After sending an email to a friend about the Marine Corps Marathon, I realized I had essentially written a race report, so I decide to tweak it a bit, and put it on the blog. As normal, I am not short of words. . .
The MCM was a unique race to do. I have done several mega-marathons now (Disney, Chicago, New York, and Grandma's), but MCM had something "different". You really felt like you were part of something special. . .
- 22,000 people screaming OH RAH before the race was cool.
- Having the Marines every step along the way was a unique experience.
- Finishing at Iwo Jima is amazing
- The patriotism was strong.
- The Finisher's coin and what it represents is something I will treasure
These are all things that are unique to this marathon. You will not find them anywhere else.

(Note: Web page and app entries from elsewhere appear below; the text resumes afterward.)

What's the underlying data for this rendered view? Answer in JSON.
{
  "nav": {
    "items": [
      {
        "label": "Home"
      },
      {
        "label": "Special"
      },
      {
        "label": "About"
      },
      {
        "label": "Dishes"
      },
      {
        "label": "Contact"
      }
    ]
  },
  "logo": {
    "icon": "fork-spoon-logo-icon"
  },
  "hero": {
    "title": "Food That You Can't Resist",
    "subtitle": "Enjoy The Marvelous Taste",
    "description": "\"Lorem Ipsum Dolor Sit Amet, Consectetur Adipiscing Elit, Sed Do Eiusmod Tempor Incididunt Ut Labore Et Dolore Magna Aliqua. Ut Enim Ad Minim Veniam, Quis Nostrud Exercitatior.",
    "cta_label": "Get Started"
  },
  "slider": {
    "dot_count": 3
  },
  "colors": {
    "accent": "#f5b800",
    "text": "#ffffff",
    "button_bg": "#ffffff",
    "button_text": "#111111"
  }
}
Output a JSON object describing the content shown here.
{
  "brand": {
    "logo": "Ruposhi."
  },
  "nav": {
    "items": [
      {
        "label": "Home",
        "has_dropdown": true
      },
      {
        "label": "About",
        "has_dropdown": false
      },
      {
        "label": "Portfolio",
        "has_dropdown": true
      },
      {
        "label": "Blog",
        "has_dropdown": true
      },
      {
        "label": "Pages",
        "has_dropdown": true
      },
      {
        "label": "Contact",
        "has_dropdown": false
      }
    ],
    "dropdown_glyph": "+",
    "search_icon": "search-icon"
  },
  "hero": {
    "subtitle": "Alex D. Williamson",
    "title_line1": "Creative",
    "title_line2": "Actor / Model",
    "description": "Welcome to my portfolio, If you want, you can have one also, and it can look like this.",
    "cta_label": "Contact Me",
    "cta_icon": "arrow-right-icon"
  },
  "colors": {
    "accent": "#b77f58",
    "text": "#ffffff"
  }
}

The race was kind of odd/good for me. I never really felt like I "settled in". The entire time I was waiting hit the wall so I could give up, and was thinking of my excuses along the way. I ran the first five miles or so with Ryan. The parts heading towards Georgetown are beautiful! Probably my favorite section of the course. Lots of fall colors overlooking the Potomac. Eventually we caught the 3:20 pace group. I explained to Ryan that "I have no business passing them". I knew I had not trained for that pace.
Running in a pace group can be good, but it can also be hot, stuffy and crowded. I decided to hang behind it while Ryan went ahead. After a while I caught up to the pace group again, and found out Ryan was sticking right with them. I continued to drift back and then up on the pace group, but never really ran with it. I also never let Ryan know I was so close. At times I was 150 yards back, and at other times 15 feet back. I felt like we both needed our space, and did not want to mess up his rhythm.
Coming back by Georgetown the second time, I got to see Ursula going in to the loop. I was shocked she found me in the crowd. I was scanning like crazy, and could not find anyone until she shouted my name. I did however manage to see a girl dressed as Madonna (golden cones and all) on the way.
Around mile 17 we were on the Mall and I let Ryan know I was there. We pulled out to the side of the pace group where it was less crowded and easier to breathe. We really did not talk too much (except for some complaining) but ended up running together from there forward. I think we were both waiting for the other one to break, so we could both give up. We did not say it, but we both knew it. Through emails after the race we confirmed this was the case.
Crossing the main bridge was horrible. It was long, boring, and there were no fluids (which I needed for my GU). When I saw the grim reaper I was not amused at the time (now I can enjoy the humor). When we finally got to Crystal City we walked through the fluid station to get well hydrated. This was an out-and-back part that I thought would be horrible. It was a struggle, but turned out to be great. The streets were lined with about 1,000 colorful teardrop flags, plus we got to see Jeff on his way back to the finish. We knew he was on a Boston qualifying pace.
We made it through that section, and then started the two mile finishing stretch from the Pentagon to Iwo Jima. I was in "shuffle mode" now, although my pace never went above 8:30. There was a water stop at mile 25, which I did not need, but it gave me an excuse to grab a cup and walk a few steps again (I wish I had those 10 seconds back now).
Somehow around 25.5, I found my stride again and really started running. I put my head down, said the Lord's Prayer and pushed all that I had. I said Amen just as I heard Sarah and Tessie cheering. The final short/steep hill towards Iwo Jima is a pain. This killed my stride, but I was able to finish still moving at a good pace. Ryan and I congratulated each other and limped for our medals and pictures. It was great to see Jeff smiling at the finish line. We knew he had made it.
It took several minutes for it all to sink in, and I am very proud of my time, but more proud that I did not give up.